A Community Board 5 committee rejected three applicants seeking adult-use cannabis dispensary licenses on Wednesday, Jan. 3—while deciding not to block four others from opening.
The board’s Cannabis Committee – which reviews applications in the Ridgewood, Glendale, Maspeth, and Middle Village neighborhoods – was tasked with weighing in on seven proposed locations for cannabis storefronts and found four of them in compliance with the New York State Office of Cannabis Management’s standards.
The outcome of the meeting comes after the committee was met with strong community opposition against legal cannabis dispensaries, with many residents making clear they don’t want them in their neighborhood. The issue has percolated for more than six months.
The committee members peppered the applicants with questions as to the cannabis products they plan to sell, their security measures, whether they plan to deliver, and overall compliance with the OCM’s guidelines. Specifically, the committee inquired as to how close the storefronts would be from schools, houses of worship, and community centers, which include parks.
The potential sites for adult-use cannabis dispensaries given the go-ahead from the cannabis committee include 83-34 Woodhaven Blvd., in Glendale, 60-42 Myrtle Ave., and 465 Onderdonk Ave., in Ridgewood, as well an applicant filing to open a microbusiness at 58-45 47th St. in Maspeth.

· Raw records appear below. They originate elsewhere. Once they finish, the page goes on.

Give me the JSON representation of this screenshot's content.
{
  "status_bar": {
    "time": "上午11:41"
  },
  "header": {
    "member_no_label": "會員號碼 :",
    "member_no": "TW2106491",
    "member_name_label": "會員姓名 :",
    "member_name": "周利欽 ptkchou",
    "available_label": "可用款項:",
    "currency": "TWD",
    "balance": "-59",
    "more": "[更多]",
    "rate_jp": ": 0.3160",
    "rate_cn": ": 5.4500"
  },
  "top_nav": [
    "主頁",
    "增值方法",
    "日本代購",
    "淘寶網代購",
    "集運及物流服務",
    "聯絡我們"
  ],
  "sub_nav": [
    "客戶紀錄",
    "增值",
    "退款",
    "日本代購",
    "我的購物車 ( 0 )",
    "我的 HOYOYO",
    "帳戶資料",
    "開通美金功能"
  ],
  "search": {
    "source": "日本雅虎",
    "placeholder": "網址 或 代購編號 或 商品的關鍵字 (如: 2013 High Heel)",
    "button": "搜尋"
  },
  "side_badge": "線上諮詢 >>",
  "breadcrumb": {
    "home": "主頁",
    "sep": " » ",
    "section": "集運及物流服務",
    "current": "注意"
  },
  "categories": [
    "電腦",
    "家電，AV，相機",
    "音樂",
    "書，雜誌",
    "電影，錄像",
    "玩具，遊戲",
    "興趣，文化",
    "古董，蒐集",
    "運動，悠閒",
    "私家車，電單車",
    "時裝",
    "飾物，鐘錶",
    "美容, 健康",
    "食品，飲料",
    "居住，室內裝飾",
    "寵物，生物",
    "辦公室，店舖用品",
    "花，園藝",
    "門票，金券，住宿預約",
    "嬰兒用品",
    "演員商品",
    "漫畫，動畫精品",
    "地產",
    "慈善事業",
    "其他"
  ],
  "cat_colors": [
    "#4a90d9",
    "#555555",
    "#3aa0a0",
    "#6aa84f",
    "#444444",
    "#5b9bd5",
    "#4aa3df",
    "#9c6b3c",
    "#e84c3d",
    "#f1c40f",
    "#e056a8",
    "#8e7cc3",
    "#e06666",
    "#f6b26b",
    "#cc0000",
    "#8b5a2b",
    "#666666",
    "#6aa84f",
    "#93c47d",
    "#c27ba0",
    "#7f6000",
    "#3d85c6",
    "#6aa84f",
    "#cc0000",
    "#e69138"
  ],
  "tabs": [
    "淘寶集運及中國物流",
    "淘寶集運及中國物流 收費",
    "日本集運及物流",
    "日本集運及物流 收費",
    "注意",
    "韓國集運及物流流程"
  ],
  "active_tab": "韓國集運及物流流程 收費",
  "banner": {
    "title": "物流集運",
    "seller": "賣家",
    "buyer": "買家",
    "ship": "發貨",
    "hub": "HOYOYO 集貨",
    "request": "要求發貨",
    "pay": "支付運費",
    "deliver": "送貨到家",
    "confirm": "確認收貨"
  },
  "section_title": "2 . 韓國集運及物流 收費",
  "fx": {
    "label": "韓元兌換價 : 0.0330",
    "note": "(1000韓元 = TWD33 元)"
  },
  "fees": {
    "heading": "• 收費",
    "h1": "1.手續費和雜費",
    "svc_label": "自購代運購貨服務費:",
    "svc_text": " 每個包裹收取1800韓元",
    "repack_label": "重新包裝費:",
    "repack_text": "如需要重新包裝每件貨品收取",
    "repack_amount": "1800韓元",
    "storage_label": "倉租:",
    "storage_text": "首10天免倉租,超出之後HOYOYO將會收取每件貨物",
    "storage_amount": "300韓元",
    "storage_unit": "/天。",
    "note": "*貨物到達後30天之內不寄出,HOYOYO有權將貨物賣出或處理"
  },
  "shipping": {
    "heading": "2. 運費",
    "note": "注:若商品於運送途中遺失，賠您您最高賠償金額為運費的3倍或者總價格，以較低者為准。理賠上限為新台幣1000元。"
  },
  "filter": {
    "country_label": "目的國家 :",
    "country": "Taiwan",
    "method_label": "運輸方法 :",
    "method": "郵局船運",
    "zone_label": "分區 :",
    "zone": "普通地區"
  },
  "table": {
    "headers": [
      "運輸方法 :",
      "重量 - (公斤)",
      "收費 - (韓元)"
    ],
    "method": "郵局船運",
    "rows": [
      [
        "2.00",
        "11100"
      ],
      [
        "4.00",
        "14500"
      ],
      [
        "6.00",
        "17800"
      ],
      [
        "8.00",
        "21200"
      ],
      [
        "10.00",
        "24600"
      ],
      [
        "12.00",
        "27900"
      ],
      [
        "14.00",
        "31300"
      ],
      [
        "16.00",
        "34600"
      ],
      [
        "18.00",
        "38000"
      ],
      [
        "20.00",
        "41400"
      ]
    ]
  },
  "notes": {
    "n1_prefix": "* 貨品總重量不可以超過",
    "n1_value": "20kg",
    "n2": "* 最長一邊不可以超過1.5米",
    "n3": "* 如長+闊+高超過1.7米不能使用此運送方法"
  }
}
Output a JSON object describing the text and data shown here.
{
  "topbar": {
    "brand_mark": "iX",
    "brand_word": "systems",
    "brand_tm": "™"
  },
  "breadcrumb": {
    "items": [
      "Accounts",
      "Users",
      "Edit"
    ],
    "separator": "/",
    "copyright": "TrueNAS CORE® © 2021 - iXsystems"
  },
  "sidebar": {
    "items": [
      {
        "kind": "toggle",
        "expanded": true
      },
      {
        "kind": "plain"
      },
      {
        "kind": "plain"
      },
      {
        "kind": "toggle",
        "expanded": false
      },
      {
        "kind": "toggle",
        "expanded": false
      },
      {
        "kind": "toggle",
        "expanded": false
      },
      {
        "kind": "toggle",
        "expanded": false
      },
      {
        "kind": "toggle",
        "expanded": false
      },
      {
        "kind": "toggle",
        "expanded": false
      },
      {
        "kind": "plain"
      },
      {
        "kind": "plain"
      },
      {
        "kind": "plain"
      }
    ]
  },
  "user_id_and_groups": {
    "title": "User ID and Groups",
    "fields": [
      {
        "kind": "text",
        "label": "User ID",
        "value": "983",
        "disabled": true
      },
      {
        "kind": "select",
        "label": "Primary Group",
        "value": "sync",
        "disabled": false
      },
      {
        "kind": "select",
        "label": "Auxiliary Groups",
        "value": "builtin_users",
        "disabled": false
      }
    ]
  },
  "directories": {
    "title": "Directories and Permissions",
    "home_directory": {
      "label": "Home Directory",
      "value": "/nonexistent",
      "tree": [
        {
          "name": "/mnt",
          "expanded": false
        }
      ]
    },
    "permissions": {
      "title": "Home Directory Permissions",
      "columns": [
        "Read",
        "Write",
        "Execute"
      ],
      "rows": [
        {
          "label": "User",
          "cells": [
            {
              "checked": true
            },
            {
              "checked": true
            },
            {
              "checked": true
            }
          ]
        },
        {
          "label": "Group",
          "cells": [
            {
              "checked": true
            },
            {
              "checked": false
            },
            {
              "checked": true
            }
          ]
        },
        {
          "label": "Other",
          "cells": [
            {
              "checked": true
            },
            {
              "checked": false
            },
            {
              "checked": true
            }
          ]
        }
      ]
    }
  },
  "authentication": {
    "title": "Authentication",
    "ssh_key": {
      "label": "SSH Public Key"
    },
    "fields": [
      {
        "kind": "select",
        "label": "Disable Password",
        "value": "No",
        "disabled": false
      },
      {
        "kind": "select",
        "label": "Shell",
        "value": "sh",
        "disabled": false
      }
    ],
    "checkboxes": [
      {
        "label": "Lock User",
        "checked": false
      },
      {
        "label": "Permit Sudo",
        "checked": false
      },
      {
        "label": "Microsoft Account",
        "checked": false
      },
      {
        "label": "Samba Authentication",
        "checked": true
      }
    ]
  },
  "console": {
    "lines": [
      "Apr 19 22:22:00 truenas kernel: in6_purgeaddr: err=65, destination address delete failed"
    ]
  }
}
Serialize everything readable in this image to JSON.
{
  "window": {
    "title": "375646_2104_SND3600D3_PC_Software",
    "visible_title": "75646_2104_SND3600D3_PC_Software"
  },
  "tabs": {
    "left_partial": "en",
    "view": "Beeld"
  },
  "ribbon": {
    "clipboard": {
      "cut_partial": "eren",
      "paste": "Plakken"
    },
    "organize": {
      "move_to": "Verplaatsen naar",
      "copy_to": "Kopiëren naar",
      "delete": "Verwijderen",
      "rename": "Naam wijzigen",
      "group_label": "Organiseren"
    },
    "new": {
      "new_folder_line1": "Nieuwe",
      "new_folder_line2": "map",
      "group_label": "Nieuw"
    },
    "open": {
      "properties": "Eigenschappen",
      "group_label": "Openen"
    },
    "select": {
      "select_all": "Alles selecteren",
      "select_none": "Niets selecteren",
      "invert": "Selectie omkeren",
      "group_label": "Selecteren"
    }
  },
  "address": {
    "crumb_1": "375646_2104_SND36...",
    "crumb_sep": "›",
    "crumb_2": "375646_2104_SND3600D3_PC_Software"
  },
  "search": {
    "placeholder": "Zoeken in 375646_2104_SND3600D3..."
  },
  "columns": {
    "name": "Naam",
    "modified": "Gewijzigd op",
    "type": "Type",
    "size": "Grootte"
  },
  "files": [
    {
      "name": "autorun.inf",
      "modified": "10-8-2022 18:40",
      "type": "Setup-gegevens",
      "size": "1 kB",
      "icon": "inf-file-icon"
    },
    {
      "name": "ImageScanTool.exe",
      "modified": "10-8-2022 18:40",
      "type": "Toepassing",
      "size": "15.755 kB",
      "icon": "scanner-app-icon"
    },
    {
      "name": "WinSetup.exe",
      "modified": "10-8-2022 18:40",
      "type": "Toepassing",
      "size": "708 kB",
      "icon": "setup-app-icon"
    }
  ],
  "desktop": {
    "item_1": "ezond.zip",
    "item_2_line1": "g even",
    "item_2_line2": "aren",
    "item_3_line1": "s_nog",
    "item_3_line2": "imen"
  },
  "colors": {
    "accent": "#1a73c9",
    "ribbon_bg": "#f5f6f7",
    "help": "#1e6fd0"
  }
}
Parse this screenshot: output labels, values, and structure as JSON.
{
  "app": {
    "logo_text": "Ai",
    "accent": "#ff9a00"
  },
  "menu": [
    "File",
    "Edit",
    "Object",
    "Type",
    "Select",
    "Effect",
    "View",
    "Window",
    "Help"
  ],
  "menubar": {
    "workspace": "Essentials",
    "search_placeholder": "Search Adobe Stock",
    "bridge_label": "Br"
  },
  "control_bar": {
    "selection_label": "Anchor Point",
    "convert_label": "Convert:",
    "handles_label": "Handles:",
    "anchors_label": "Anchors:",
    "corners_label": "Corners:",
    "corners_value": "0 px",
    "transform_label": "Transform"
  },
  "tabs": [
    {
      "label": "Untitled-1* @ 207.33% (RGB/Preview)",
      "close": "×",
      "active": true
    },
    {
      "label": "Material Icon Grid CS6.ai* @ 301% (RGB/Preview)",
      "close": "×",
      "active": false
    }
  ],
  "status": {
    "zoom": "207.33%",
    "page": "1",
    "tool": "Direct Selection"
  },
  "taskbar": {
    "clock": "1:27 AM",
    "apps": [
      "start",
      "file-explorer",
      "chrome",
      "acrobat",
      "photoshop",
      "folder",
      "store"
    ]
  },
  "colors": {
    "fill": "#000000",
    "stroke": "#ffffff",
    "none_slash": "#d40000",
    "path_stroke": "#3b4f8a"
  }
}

However, other proposed locations on the agenda failed to obtain committee approval due to issues discussed at prior meetings.
The committee opposed an application for 70-24 Myrtle Ave, in Glendale — the old Capitol One Bank next to the McDonald’s on Myrtle Avenue — since the proposed location is within 500 feet of a school and is on a busy throughway used by families and children. The community voiced its opposition to this location at previous meetings.
Meanwhile, the application for a storefront at 88-50 Myrtle Ave, in Glendale, was rejected, primarily due to the owner not making the meeting and failing to answer the board’s questionnaire. Having considered the no-show, the committee also moved to oppose the site due to its proximity to Saint John’s Evangelical Lutheran Church.
The applicant for 64-29 Myrtle Ave. in Glendale, another no-show for the night, also failed to respond to the committee. The site is currently being used as a smoke shop under the name The Plug Smoke Shop, which appears to be part of a chain of stores.
A Plug Smoke Shop in Richmond Hill was the scene of a shooting death of a 20-year-old in Richmond Hill last year.
The Plug Smoke Shop application for the Glendale location came under fire from District Manager Gary Giordano who said the operators fail to take the board and the state’s licensing requirements seriously.
“This is just one of those ridiculous applications and even worse, it seems quite likely that they are selling cannabis now without a license,” Giordano said.
Furthermore, the proposed location, across the street from Saint’s Church, is well within the OCM 200ft rule from a house of worship and therefore doesn’t meet OCM’s guidelines.
Additionally, an applicant looking for a storefront at 56-34 Myrtle Ave in Ridgewood formally withdrew a request for a license, according to the committee. Another site on 54-10 Flushing Ave., in Maspeth, wasn’t considered by the board since its application didn’t get submitted to OCM in time.
Diego Leclery, a community member who called for the committee to be flexible in its decision making, spoke again on what he believes is a disproportional level of scrutiny against the product. Leclery posed a hypothetical situation to the committee in hopes of having members see cannabis businesses in a different light.
“What if there were 22 unregistered liquor stores on Myrtle Avenue instead of 22 unregistered cannabis stores?” Lecleary said, using a hypothetical number to illustrate his point. “Would we stand in the way of a regulated licensed liquor store opening, or a liquor establishment? Probably not.”
The full board will vote on the applications on Jan. 10, with the committee’s findings likely to influence the vote. The board vote is merely advisory, with the state making the ultimate decision.